- Task brief
Restate each entry shown beneath this instruction, keeping its wording intact.

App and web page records
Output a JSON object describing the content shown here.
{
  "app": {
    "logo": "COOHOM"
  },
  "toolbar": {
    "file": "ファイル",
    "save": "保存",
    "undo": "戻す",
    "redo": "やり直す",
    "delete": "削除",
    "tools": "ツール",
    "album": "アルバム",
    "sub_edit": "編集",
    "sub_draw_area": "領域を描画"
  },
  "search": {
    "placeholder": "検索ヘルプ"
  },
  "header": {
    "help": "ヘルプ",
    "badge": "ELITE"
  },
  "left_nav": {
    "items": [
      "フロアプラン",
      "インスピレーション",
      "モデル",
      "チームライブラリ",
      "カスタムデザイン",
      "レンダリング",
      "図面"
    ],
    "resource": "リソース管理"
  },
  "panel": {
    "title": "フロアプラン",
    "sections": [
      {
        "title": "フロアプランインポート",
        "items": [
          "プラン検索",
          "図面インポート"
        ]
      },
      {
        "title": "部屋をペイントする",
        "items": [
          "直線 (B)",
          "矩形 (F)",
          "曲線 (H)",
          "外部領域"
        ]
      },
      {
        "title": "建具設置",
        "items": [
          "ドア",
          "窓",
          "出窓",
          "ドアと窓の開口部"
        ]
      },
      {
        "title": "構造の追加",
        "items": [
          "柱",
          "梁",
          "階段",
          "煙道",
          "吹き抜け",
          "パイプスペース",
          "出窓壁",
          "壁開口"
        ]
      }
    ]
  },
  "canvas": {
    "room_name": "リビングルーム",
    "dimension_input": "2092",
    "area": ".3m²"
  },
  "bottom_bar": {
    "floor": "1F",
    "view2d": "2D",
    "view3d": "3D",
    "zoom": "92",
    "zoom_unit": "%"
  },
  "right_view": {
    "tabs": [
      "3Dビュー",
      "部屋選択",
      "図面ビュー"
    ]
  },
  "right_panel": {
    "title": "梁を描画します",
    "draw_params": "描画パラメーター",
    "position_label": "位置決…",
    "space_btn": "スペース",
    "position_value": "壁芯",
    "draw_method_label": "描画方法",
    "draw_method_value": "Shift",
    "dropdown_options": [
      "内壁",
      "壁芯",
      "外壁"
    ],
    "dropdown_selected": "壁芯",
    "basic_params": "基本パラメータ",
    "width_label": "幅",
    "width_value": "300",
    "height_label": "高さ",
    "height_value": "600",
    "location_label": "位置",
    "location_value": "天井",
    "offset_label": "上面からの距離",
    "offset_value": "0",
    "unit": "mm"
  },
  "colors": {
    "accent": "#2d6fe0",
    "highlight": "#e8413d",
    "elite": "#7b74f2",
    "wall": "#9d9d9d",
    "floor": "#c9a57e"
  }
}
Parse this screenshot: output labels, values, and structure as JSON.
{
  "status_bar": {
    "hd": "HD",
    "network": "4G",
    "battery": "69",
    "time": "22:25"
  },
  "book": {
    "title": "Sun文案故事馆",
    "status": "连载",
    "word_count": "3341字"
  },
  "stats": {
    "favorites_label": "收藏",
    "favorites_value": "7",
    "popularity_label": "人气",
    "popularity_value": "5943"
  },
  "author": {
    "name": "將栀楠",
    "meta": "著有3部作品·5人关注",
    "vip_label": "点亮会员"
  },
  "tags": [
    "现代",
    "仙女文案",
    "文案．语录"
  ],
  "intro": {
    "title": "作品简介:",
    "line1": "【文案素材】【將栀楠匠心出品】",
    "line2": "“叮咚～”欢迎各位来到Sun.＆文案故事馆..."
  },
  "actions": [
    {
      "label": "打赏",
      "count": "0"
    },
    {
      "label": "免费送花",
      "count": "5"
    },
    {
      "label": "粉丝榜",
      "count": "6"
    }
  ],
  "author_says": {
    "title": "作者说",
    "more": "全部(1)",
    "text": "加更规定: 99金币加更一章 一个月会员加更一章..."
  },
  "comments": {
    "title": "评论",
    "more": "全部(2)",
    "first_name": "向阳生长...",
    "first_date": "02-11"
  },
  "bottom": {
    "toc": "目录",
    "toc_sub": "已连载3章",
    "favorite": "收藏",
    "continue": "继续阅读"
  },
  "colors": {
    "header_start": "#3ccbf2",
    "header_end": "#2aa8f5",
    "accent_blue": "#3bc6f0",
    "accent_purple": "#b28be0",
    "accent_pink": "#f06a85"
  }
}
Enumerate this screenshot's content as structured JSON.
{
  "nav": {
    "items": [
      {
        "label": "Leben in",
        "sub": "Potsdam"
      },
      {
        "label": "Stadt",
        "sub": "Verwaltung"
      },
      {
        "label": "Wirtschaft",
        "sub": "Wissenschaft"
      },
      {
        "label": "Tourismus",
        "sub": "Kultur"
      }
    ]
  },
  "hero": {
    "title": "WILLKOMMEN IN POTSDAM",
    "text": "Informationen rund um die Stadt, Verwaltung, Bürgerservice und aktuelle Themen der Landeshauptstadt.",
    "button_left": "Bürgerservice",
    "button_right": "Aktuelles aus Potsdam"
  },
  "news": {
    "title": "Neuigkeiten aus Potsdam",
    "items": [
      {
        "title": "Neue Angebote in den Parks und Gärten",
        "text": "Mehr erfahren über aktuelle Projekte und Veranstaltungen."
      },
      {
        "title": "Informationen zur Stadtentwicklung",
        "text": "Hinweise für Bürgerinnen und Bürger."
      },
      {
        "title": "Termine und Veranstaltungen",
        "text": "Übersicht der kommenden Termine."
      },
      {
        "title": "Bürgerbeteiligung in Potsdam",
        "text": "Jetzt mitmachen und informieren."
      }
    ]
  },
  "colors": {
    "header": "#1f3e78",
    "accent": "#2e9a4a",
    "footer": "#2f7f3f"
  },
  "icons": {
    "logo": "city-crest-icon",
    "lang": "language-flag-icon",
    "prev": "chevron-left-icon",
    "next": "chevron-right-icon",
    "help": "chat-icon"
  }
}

- Your solution
Output a JSON object describing the content shown here.
{
  "app": {
    "logo": "COOHOM"
  },
  "toolbar": {
    "file": "ファイル",
    "save": "保存",
    "undo": "戻す",
    "redo": "やり直す",
    "delete": "削除",
    "tools": "ツール",
    "album": "アルバム",
    "sub_edit": "編集",
    "sub_draw_area": "領域を描画"
  },
  "search": {
    "placeholder": "検索ヘルプ"
  },
  "header": {
    "help": "ヘルプ",
    "badge": "ELITE"
  },
  "left_nav": {
    "items": [
      "フロアプラン",
      "インスピレーション",
      "モデル",
      "チームライブラリ",
      "カスタムデザイン",
      "レンダリング",
      "図面"
    ],
    "resource": "リソース管理"
  },
  "panel": {
    "title": "フロアプラン",
    "sections": [
      {
        "title": "フロアプランインポート",
        "items": [
          "プラン検索",
          "図面インポート"
        ]
      },
      {
        "title": "部屋をペイントする",
        "items": [
          "直線 (B)",
          "矩形 (F)",
          "曲線 (H)",
          "外部領域"
        ]
      },
      {
        "title": "建具設置",
        "items": [
          "ドア",
          "窓",
          "出窓",
          "ドアと窓の開口部"
        ]
      },
      {
        "title": "構造の追加",
        "items": [
          "柱",
          "梁",
          "階段",
          "煙道",
          "吹き抜け",
          "パイプスペース",
          "出窓壁",
          "壁開口"
        ]
      }
    ]
  },
  "canvas": {
    "room_name": "リビングルーム",
    "dimension_input": "2092",
    "area": ".3m²"
  },
  "bottom_bar": {
    "floor": "1F",
    "view2d": "2D",
    "view3d": "3D",
    "zoom": "92",
    "zoom_unit": "%"
  },
  "right_view": {
    "tabs": [
      "3Dビュー",
      "部屋選択",
      "図面ビュー"
    ]
  },
  "right_panel": {
    "title": "梁を描画します",
    "draw_params": "描画パラメーター",
    "position_label": "位置決…",
    "space_btn": "スペース",
    "position_value": "壁芯",
    "draw_method_label": "描画方法",
    "draw_method_value": "Shift",
    "dropdown_options": [
      "内壁",
      "壁芯",
      "外壁"
    ],
    "dropdown_selected": "壁芯",
    "basic_params": "基本パラメータ",
    "width_label": "幅",
    "width_value": "300",
    "height_label": "高さ",
    "height_value": "600",
    "location_label": "位置",
    "location_value": "天井",
    "offset_label": "上面からの距離",
    "offset_value": "0",
    "unit": "mm"
  },
  "colors": {
    "accent": "#2d6fe0",
    "highlight": "#e8413d",
    "elite": "#7b74f2",
    "wall": "#9d9d9d",
    "floor": "#c9a57e"
  }
}
Parse this screenshot: output labels, values, and structure as JSON.
{
  "status_bar": {
    "hd": "HD",
    "network": "4G",
    "battery": "69",
    "time": "22:25"
  },
  "book": {
    "title": "Sun文案故事馆",
    "status": "连载",
    "word_count": "3341字"
  },
  "stats": {
    "favorites_label": "收藏",
    "favorites_value": "7",
    "popularity_label": "人气",
    "popularity_value": "5943"
  },
  "author": {
    "name": "將栀楠",
    "meta": "著有3部作品·5人关注",
    "vip_label": "点亮会员"
  },
  "tags": [
    "现代",
    "仙女文案",
    "文案．语录"
  ],
  "intro": {
    "title": "作品简介:",
    "line1": "【文案素材】【將栀楠匠心出品】",
    "line2": "“叮咚～”欢迎各位来到Sun.＆文案故事馆..."
  },
  "actions": [
    {
      "label": "打赏",
      "count": "0"
    },
    {
      "label": "免费送花",
      "count": "5"
    },
    {
      "label": "粉丝榜",
      "count": "6"
    }
  ],
  "author_says": {
    "title": "作者说",
    "more": "全部(1)",
    "text": "加更规定: 99金币加更一章 一个月会员加更一章..."
  },
  "comments": {
    "title": "评论",
    "more": "全部(2)",
    "first_name": "向阳生长...",
    "first_date": "02-11"
  },
  "bottom": {
    "toc": "目录",
    "toc_sub": "已连载3章",
    "favorite": "收藏",
    "continue": "继续阅读"
  },
  "colors": {
    "header_start": "#3ccbf2",
    "header_end": "#2aa8f5",
    "accent_blue": "#3bc6f0",
    "accent_purple": "#b28be0",
    "accent_pink": "#f06a85"
  }
}
Enumerate this screenshot's content as structured JSON.
{
  "nav": {
    "items": [
      {
        "label": "Leben in",
        "sub": "Potsdam"
      },
      {
        "label": "Stadt",
        "sub": "Verwaltung"
      },
      {
        "label": "Wirtschaft",
        "sub": "Wissenschaft"
      },
      {
        "label": "Tourismus",
        "sub": "Kultur"
      }
    ]
  },
  "hero": {
    "title": "WILLKOMMEN IN POTSDAM",
    "text": "Informationen rund um die Stadt, Verwaltung, Bürgerservice und aktuelle Themen der Landeshauptstadt.",
    "button_left": "Bürgerservice",
    "button_right": "Aktuelles aus Potsdam"
  },
  "news": {
    "title": "Neuigkeiten aus Potsdam",
    "items": [
      {
        "title": "Neue Angebote in den Parks und Gärten",
        "text": "Mehr erfahren über aktuelle Projekte und Veranstaltungen."
      },
      {
        "title": "Informationen zur Stadtentwicklung",
        "text": "Hinweise für Bürgerinnen und Bürger."
      },
      {
        "title": "Termine und Veranstaltungen",
        "text": "Übersicht der kommenden Termine."
      },
      {
        "title": "Bürgerbeteiligung in Potsdam",
        "text": "Jetzt mitmachen und informieren."
      }
    ]
  },
  "colors": {
    "header": "#1f3e78",
    "accent": "#2e9a4a",
    "footer": "#2f7f3f"
  },
  "icons": {
    "logo": "city-crest-icon",
    "lang": "language-flag-icon",
    "prev": "chevron-left-icon",
    "next": "chevron-right-icon",
    "help": "chat-icon"
  }
}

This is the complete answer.